Another Immigration to Canada?
by Ken Reddig
Are we witnessing what may become yet another immigration of Mennonites to North America? In September of 1997 the first families of Mennonite immigrants from Germany began arriving in southern Manitoba, specifically to the Winkler area. These immigrants, often referred to as Umsiedler or Aussiedler (labels they do not like) first emigrated from Russia to Germany in the early 1970s via family reunification programs. Now, some 20 years later, some are moving once again. Prompting this move are issues and concerns often loosely defined as freedom.
Presently they come to the Winkler area, because of the preparatory work of a local resident, Adele Dyck. Adele is also an immigrant to Canada. She and her family (husband and seven children) emigrated from Paraguay in 1985.
Working with employers in the Winkler area, Adele began securing job offers and matching them with potential immigrants. She facilitates and completes the necessary applications for immigration status.
As of the end of January 1999, over 500 potential Mennonite immigrants have visited the Winkler area to check out immigration possibilities. Already some 150 people have immigrated and many more are scheduled to immigrate this spring and summer when their children finish the current German school term. Adele says there will be a large group of Mennonite immigrants to the Winkler area between April and July of 1999.

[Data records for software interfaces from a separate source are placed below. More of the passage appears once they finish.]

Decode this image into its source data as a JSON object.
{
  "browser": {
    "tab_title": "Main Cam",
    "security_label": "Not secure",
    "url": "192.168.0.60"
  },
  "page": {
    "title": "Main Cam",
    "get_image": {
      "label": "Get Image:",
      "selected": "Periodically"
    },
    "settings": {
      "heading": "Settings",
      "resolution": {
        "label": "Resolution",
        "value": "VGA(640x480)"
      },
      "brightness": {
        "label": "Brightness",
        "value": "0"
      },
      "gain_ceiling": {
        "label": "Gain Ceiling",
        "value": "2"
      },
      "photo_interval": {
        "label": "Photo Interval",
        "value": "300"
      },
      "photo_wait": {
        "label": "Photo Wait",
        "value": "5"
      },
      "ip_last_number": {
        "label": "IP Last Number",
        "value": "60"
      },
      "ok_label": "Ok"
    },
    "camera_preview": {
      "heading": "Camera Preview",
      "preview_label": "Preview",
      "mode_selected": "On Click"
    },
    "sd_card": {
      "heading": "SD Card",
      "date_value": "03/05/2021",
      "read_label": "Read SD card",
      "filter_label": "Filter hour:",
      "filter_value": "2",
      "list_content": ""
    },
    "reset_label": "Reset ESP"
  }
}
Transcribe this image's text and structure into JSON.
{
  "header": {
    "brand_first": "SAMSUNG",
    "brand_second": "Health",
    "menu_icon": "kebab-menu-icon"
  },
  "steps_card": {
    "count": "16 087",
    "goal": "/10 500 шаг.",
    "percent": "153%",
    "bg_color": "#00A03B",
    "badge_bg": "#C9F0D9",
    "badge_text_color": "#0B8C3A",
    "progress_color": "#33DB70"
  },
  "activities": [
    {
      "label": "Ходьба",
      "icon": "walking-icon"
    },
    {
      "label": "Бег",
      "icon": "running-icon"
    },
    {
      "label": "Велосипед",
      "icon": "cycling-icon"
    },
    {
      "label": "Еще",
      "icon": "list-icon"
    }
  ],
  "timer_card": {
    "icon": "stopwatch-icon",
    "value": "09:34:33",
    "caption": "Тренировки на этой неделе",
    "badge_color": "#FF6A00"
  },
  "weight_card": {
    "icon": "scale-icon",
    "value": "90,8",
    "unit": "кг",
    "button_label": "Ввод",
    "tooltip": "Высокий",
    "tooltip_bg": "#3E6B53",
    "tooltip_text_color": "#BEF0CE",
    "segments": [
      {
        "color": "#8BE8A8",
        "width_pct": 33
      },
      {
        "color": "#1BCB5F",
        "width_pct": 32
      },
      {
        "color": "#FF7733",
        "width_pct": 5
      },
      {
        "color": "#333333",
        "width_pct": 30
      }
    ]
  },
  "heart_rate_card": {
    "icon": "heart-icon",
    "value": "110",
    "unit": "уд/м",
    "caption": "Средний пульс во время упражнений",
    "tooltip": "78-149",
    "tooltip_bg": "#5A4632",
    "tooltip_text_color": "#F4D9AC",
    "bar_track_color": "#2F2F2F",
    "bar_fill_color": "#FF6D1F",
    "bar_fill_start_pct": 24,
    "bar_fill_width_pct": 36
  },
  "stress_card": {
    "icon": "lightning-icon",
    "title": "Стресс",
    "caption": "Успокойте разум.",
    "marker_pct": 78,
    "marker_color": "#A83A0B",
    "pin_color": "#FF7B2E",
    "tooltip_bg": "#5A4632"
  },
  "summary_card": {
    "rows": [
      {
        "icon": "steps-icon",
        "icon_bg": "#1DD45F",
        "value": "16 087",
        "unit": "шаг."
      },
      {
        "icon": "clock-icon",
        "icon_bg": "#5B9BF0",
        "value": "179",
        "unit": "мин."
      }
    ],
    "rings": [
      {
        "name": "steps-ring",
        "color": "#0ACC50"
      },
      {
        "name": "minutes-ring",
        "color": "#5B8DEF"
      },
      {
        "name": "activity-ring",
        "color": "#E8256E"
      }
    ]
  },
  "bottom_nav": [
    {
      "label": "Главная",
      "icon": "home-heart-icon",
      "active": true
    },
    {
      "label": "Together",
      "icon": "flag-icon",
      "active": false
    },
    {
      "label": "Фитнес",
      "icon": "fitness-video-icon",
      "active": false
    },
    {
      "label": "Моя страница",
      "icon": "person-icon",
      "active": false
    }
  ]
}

Will this small beginning turn into a major tide of immigration? It is too early to tell. But Adele certainly thinks it will. She notes that there are thousands of Mennonite immigrants in Germany willing to make the move to Canada. And while southern Manitoba has received the first trickle, other Mennonite communities throughout Canada will certainly be recipients of many more of these immigrants in years to come.
This article is used by the permission of Rhubarb magazine.
Ken Reddig is the Director of the Mennonite Heritage Centre, Winnipeg.